Court Judgment Mandates Senegal to Remove Obstacles to Free Participation in Country’s Elections

The ECOWAS Court has ordered the Republic of Senegal to remove all obstacles to the free participation in the country’s elections, specifically, to eliminate the principle of sponsorship for presidential candidates/aspirants.

The Court however dismissed the allegations of the Applicant – Union Sociale Liberale (USL) that Senegal’s Law 2018-22 of 4 February 2018 amending the Electoral Code was discriminatory and violated the statutes of political parties.

Delivering the judgment of the Court in a case filed by the USL, Justice Gberi-Be Ouattara, the judge rapporteur who read the judgment, also mandated the Senegalese government to submit its report on the implementation of the Court’s judgment within six months.

In the initiating application of the suit ECW/CCJ/APP/59/18 filed before the Court on December 11, 2018, Union Sociale Liberale (USL) a duly registered political party in Senegal claimed that the amendments of some of the provisions/sections of the Constitution and the Electoral Code in 2018 by the Senegalese government violated its fundamental rights.

Abdoulaye Tine and Adama Fall, lawyers representing USL averred that the amendment was discriminatory in character and violated the statutes of political parties as it affected the freedom to participate in elections in Senegal. 

They also alleged the Electoral Code as amended extended the principle of sponsorship of presidential candidates/aspirants to both independent candidates and political parties.

The lawyers added that they approached the Constitutional Council of Senegal which declined competence to examine the provision of the Constitution as amended and declared the amended Articles of the Electoral Code as compliant with the provisions of the Constitution.

They also filed applications for expedited hearing and interim measures respectively seeking orders of the Court to compel the Senegalese government to suspend the implementation of the principle of sponsorship for all presidential candidates/aspirants pending the decision of the ECOWAS Court.

But the Court noted that the request has been overtaken by events as the presidential election had taken place. It also held that the conduct of the presidential election on 24th February 2019 rendered the application for interim measures baseless.

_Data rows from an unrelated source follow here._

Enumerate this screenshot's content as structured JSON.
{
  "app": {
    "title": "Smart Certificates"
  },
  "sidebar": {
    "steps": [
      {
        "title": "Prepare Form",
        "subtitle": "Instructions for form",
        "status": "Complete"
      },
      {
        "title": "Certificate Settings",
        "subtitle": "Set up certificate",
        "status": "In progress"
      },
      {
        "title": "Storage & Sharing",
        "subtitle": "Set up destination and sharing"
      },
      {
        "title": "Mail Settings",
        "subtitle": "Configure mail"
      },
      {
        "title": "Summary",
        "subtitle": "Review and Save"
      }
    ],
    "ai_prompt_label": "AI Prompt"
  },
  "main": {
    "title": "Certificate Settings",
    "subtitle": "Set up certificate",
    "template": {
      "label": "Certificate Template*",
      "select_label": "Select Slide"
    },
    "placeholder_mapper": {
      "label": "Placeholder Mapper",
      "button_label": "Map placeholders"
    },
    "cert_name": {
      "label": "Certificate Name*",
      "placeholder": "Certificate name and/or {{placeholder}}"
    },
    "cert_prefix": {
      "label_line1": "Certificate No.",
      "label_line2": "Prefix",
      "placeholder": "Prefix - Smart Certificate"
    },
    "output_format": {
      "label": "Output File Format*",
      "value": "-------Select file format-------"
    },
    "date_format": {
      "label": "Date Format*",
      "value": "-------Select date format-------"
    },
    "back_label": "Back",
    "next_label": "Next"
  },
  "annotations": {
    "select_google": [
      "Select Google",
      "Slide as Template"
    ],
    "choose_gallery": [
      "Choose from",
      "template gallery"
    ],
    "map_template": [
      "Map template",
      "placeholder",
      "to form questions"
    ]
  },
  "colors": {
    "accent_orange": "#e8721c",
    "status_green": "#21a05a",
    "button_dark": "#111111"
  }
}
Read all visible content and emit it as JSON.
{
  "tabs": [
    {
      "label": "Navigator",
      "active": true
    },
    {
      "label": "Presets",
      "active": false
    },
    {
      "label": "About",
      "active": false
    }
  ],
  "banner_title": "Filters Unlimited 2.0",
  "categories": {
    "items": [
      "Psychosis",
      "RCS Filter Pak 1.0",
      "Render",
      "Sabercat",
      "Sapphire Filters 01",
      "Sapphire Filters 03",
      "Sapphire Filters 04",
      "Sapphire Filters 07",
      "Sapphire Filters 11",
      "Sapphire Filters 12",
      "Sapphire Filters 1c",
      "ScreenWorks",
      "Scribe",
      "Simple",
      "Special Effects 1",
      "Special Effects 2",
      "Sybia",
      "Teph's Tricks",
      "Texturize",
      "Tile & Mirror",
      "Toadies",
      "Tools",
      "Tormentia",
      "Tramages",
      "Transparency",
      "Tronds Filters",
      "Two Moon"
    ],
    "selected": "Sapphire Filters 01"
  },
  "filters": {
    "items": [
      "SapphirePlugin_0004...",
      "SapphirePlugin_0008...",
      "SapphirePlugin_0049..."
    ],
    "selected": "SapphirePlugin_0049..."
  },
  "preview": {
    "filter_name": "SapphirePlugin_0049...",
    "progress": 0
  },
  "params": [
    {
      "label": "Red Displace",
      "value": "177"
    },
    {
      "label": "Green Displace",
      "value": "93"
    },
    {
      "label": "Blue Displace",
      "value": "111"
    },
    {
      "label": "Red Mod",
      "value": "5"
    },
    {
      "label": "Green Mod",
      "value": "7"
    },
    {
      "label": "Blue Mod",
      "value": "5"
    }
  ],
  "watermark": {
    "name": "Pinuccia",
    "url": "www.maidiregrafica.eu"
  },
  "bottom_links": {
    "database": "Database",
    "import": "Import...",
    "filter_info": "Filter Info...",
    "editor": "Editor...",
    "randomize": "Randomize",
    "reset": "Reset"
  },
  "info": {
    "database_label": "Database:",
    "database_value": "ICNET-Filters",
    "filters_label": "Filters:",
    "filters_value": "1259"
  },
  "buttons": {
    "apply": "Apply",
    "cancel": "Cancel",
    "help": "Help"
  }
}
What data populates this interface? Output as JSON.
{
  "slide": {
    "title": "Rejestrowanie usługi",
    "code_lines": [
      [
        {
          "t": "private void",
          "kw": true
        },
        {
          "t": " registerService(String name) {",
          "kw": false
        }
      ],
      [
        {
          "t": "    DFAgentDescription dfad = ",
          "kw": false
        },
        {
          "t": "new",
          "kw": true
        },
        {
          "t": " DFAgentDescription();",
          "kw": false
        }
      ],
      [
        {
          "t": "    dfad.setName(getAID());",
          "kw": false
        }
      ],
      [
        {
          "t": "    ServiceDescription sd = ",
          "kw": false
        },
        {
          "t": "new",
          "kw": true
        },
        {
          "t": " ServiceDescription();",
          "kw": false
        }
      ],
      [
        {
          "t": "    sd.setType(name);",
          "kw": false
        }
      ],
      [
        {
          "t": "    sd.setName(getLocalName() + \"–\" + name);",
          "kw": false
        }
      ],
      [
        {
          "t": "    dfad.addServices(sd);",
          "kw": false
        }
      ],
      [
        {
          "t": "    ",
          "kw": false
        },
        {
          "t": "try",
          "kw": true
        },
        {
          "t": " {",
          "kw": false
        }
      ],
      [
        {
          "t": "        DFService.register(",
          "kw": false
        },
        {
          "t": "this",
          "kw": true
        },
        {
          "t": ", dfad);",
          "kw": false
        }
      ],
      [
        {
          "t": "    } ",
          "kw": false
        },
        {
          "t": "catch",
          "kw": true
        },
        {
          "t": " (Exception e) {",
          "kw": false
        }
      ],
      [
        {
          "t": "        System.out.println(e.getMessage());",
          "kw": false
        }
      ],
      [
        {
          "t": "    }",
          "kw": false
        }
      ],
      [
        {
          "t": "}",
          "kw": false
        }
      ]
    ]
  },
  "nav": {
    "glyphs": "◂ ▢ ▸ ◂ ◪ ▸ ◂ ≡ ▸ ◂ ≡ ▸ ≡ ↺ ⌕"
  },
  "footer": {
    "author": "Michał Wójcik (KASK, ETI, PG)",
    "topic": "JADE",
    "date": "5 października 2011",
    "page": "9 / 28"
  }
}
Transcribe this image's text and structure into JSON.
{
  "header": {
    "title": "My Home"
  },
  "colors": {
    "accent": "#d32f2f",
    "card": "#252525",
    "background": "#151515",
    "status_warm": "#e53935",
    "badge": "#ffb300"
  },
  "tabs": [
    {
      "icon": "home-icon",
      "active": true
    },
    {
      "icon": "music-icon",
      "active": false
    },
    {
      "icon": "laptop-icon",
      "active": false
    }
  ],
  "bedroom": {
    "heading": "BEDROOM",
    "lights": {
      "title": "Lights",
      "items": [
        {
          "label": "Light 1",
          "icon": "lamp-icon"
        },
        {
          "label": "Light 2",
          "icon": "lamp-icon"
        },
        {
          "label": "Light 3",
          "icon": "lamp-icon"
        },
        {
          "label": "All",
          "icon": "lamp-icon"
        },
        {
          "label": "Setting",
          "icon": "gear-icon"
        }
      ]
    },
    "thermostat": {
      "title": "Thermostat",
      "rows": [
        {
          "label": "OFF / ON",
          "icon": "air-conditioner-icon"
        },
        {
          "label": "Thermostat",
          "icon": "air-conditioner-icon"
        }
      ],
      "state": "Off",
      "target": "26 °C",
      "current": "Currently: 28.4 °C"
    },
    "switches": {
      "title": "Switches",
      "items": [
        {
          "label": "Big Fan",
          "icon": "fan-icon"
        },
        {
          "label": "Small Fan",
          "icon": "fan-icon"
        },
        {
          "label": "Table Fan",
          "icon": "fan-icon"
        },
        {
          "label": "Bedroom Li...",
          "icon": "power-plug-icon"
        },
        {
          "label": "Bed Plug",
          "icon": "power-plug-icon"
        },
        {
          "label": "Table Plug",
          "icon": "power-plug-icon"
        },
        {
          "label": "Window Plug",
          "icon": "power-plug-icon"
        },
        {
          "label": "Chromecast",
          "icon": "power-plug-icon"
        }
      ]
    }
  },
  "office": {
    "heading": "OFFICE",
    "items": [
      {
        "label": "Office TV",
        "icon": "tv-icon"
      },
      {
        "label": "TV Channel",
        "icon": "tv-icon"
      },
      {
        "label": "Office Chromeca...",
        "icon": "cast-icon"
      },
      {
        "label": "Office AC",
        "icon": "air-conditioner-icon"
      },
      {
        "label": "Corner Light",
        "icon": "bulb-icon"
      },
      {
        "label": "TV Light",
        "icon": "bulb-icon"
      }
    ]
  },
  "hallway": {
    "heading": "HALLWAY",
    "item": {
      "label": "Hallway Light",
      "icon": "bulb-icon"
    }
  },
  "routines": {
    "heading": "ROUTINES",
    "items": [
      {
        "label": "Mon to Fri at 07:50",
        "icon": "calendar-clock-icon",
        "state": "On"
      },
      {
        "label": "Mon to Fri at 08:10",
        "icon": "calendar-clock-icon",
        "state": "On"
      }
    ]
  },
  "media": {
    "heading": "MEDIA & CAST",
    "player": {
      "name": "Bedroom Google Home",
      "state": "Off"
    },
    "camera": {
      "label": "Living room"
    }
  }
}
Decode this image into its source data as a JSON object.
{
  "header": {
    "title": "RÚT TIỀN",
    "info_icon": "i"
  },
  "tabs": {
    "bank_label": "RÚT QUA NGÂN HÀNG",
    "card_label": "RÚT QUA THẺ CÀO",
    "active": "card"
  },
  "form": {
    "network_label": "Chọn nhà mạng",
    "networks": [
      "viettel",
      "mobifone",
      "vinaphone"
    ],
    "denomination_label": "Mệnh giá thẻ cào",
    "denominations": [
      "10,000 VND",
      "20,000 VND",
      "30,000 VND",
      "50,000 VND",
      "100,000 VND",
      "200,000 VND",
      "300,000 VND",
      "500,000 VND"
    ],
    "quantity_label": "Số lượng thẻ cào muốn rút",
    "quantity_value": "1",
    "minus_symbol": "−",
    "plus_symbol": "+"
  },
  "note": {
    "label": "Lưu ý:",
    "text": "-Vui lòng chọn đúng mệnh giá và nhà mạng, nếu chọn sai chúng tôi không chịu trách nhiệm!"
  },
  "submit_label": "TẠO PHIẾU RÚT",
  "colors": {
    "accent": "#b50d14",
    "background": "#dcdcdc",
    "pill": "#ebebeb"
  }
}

Lawyers representing the Senegalese government led by Yerim Thiam and Papa Moussa Felix Sow submitted that the matter was outside the competence of the ECOWAS Court since the State’s Constitutional Council had decided on the matter and ECOWAS Court lacked competence to re-examine decisions of national courts.

They further argued that USL could not be classified as a victim suing before the Court since no candidate has been disqualified in accordance with the amended law. They added there was no urgency requiring expedited hearing and interim measures as requested by USL given that they brought the matter before the Court on the date fixed (11 December, 2018) for commencement of submission of files of presidential candidates/aspirants and also, more than six months after the law was adopted. 

After its analysis, the Court declared the case admissible citing precedence that provided that once it is imminent that Applicants can be victims, they can approach the Court.

And contrary to claims by USL, the Court held that the law amending the Electoral Code of Senegal is not discriminatory and did not affect the statutes of political parties.

However, the Court held that the application of the principle of sponsorship (by its nature and substance) as amended in the Electoral Code, violated the right to free participation in elections and directed the Senegalese government to eliminate all obstacles to free participation in elections specifically the principle of sponsorship.

On the panel with Justice Ouattara were Justices Edward Amoako Asante and Dupe Atoki.